According to Hiddush, an advocacy group that presented a report on the subject to the caucus, these are Israelis who do not fit any state-recognized religious categories — Catholic, Muslim, Jewish, Druze, etc. — for which the state offers a publicly funded religious court system.
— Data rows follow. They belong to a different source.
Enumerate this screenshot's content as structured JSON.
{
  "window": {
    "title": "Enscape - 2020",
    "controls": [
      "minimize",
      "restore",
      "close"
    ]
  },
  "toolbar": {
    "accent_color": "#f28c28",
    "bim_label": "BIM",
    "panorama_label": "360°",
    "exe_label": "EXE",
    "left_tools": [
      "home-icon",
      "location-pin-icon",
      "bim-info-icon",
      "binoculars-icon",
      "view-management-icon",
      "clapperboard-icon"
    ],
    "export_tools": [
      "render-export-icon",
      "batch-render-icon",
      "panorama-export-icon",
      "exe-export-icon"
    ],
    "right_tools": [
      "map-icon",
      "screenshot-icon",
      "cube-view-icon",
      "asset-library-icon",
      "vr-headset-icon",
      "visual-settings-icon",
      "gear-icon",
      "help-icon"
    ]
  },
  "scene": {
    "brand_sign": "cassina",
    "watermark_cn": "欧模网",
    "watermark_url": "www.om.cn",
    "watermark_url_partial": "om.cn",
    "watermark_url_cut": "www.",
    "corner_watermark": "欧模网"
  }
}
Israel has no civil marriage.
This reality leads some 20 percent of Israeli couples to register their marriages abroad, Hiddush said.
The group quoted a survey that found some 70% of secular Israelis would choose to marry outside the Orthodox state rabbinate if they were legally allowed to do so.
“The rabbinate’s monopoly not only fails to contribute to preserving Judaism; it is a cause for the public’s hatred of Judaism, identifying [the religion] with dark zealotry,” said Rabbi Uri Regev, head of Hiddush.
Growing numbers of Israelis “wish to be free of the rabbinate’s shackles,” he said, adding that the “monopoly of the rabbinate” hurts Judaism because it “leads the general public to hate Judaism and identify it with dark, ugly extremism.”
In addition to many immigrants, those unable to wed in Israel — because civil and non-Orthodox Jewish weddings performed here are not legally recognized — include 284,000 gays and lesbians, 13,000 non-Orthodox converts to Judaism and various others, according to Hiddush.
A poll conducted for the group found that 64 percent of Jewish-Israelis support “official recognition of all types of marriage,” including same-sex partnerships.
Hiddush reported that only 45 countries in the world, most of them Muslim, have marriage policies as restrictive as Israel’s.
The figures are based on Central Bureau of Statistics numbers, a poll conducted by pollster Mina Tzemach for a religion-and-state advocacy group, and public opinion research by Smith Consulting, Hiddush said.